**Goal of the exercise**
Where the word "your" shows up in the entries below, please copy the whole line.

Records from a data source:

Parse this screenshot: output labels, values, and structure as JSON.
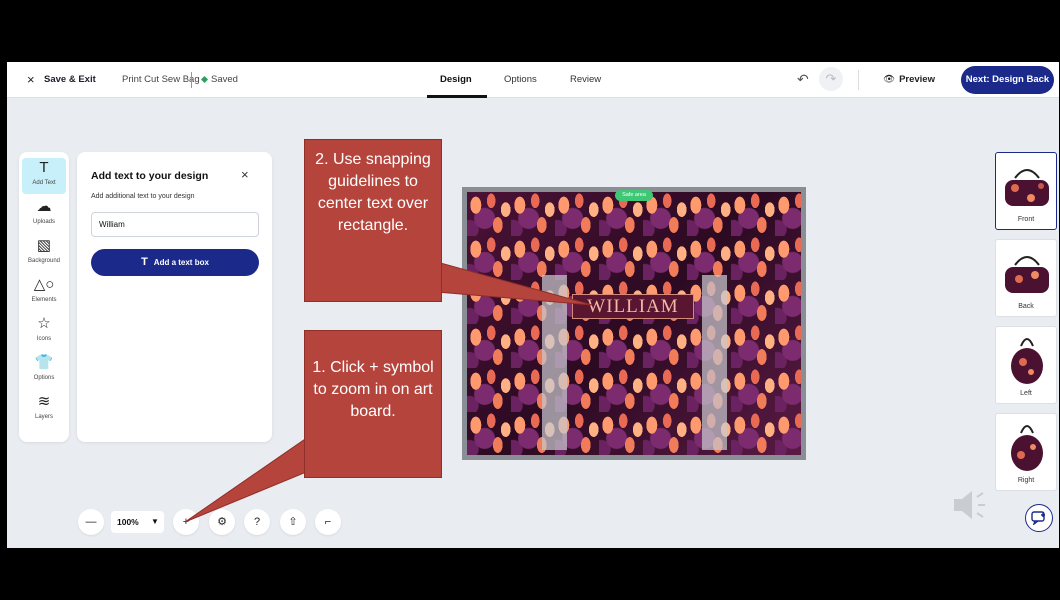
{
  "topbar": {
    "exit_icon": "×",
    "exit_label": "Save & Exit",
    "doc_name": "Print Cut Sew Bag",
    "saved_label": "Saved",
    "tabs": [
      {
        "label": "Design",
        "active": true
      },
      {
        "label": "Options",
        "active": false
      },
      {
        "label": "Review",
        "active": false
      }
    ],
    "undo_icon": "↶",
    "redo_icon": "↷",
    "preview_label": "Preview",
    "preview_icon": "👁",
    "next_label": "Next: Design Back"
  },
  "left_tools": [
    {
      "label": "Add Text",
      "icon": "T",
      "icon_name": "text-icon",
      "active": true
    },
    {
      "label": "Uploads",
      "icon": "☁",
      "icon_name": "upload-icon",
      "active": false
    },
    {
      "label": "Background",
      "icon": "▧",
      "icon_name": "background-icon",
      "active": false
    },
    {
      "label": "Elements",
      "icon": "△○",
      "icon_name": "elements-icon",
      "active": false
    },
    {
      "label": "Icons",
      "icon": "☆",
      "icon_name": "star-icon",
      "active": false
    },
    {
      "label": "Options",
      "icon": "👕",
      "icon_name": "shirt-icon",
      "active": false
    },
    {
      "label": "Layers",
      "icon": "≋",
      "icon_name": "layers-icon",
      "active": false
    }
  ],
  "text_panel": {
    "title": "Add text to your design",
    "close_icon": "×",
    "subtitle": "Add additional text to your design",
    "input_value": "William",
    "add_button_icon": "T",
    "add_button_label": "Add a text box"
  },
  "canvas": {
    "safe_area_label": "Safe area",
    "text_box_value": "WILLIAM"
  },
  "thumbnails": [
    {
      "label": "Front",
      "active": true
    },
    {
      "label": "Back",
      "active": false
    },
    {
      "label": "Left",
      "active": false
    },
    {
      "label": "Right",
      "active": false
    }
  ],
  "bottom_toolbar": {
    "zoom_out_icon": "—",
    "zoom_value": "100%",
    "zoom_caret": "▼",
    "zoom_in_icon": "+",
    "settings_icon": "⚙",
    "help_icon": "?",
    "share_icon": "⇧",
    "crop_icon": "⌐"
  },
  "annotations": {
    "callout_2": "2. Use snapping guidelines to center text over rectangle.",
    "callout_1": "1. Click + symbol to zoom in on art board."
  },
  "colors": {
    "accent": "#1b2a8a",
    "callout": "#b5453c",
    "active_tool": "#c8f0fb",
    "saved": "#2e9e5b"
  }
}
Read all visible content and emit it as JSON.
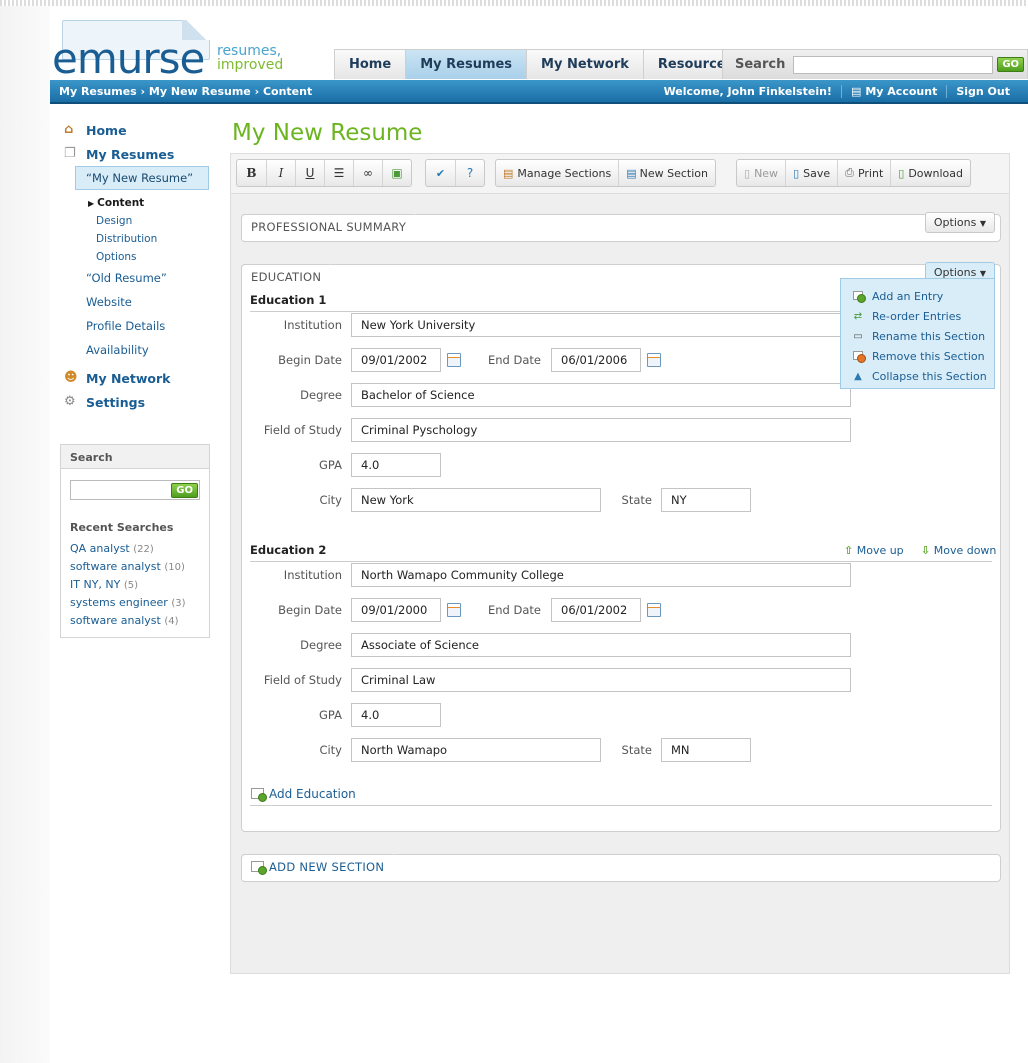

**The completed task**
    "title": "Add text to your design",
    "subtitle": "Add additional text to your design",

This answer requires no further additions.